As he considered the possible outcomes of his campaign, Lee expressed no fear of aggressive Federal reaction to his march across the Potomac. Through the first week of September, reports indicated that Northern troops were concentrating in the fortifications outside Washington. If a Federal army did rouse itself to confront Lee, he would have the advantage of fighting on the tactical defensive on ground of his own choosing – perhaps defending gaps in the South Mountain Range or other favorable positions. “The only two subjects that give me any uneasiness,” Lee wrote Jefferson Davis on September 4 as his army began to cross the Potomac at White’s Ford, near Leesburg, Virginia, “are my supplies of ammunition and subsistence.” The former was not an immediate problem:  “I have enough for present use,” stated Lee, “and must await results [of the campaign] before deciding to what point I will have additional supplies forwarded.” As for food and fodder, the farms of western Maryland would answer the needs of the Army of Northern Virginia.
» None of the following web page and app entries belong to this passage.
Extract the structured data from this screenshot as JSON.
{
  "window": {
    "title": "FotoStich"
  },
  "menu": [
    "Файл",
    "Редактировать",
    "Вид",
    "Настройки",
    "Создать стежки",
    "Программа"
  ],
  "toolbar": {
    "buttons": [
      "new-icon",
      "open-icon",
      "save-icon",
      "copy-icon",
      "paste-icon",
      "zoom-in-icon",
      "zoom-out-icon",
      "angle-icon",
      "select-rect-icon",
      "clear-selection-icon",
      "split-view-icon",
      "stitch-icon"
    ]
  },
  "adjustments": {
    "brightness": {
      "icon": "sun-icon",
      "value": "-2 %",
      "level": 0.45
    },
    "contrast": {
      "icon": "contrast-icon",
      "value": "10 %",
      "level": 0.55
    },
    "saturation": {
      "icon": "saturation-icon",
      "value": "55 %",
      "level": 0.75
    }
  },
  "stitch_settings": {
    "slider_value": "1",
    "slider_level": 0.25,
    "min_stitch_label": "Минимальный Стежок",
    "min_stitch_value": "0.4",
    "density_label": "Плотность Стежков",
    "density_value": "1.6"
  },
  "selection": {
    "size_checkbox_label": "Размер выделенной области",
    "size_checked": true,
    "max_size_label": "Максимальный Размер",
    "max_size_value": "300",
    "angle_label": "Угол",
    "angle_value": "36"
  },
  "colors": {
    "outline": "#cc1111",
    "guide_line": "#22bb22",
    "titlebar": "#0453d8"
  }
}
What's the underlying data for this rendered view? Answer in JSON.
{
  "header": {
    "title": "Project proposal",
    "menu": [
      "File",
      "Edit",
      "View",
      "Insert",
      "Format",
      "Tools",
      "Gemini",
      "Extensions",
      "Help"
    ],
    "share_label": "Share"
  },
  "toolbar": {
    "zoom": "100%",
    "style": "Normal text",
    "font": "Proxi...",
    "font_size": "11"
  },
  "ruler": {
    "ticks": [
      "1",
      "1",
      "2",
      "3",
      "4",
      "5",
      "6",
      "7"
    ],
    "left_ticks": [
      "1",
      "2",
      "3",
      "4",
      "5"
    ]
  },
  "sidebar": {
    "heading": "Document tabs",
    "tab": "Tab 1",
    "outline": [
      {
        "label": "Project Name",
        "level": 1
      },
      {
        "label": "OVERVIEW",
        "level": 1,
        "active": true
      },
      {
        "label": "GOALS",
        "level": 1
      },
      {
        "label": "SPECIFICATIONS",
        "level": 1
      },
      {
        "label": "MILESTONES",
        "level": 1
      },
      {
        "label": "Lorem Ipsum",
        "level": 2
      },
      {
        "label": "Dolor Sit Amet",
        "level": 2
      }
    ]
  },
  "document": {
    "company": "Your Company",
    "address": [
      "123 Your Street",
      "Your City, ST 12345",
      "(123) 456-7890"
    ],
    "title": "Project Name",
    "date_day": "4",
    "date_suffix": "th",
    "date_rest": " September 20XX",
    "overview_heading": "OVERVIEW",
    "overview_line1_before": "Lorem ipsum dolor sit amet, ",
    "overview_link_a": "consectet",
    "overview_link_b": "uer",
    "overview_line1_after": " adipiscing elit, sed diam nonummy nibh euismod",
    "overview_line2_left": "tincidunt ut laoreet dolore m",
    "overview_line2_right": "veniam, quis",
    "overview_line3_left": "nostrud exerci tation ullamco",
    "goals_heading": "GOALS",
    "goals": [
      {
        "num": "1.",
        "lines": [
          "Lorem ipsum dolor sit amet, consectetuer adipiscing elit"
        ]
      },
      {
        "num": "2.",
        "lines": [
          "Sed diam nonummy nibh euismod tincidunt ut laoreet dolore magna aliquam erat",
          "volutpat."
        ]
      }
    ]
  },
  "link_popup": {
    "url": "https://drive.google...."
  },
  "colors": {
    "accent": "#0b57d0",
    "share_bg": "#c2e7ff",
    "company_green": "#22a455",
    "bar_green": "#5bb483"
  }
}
Lee had summed up his analysis of the situation in the early fall of 1862 in a letter written to Jefferson Davis the previous day: “The present seems to be the most propitious time since the commencement of the war for the Confederate Army to enter Maryland.”

Learn More: Antietam

Related Battles

Washington County, MD | September 17, 1862
Result: Union Victory
Estimated Casualties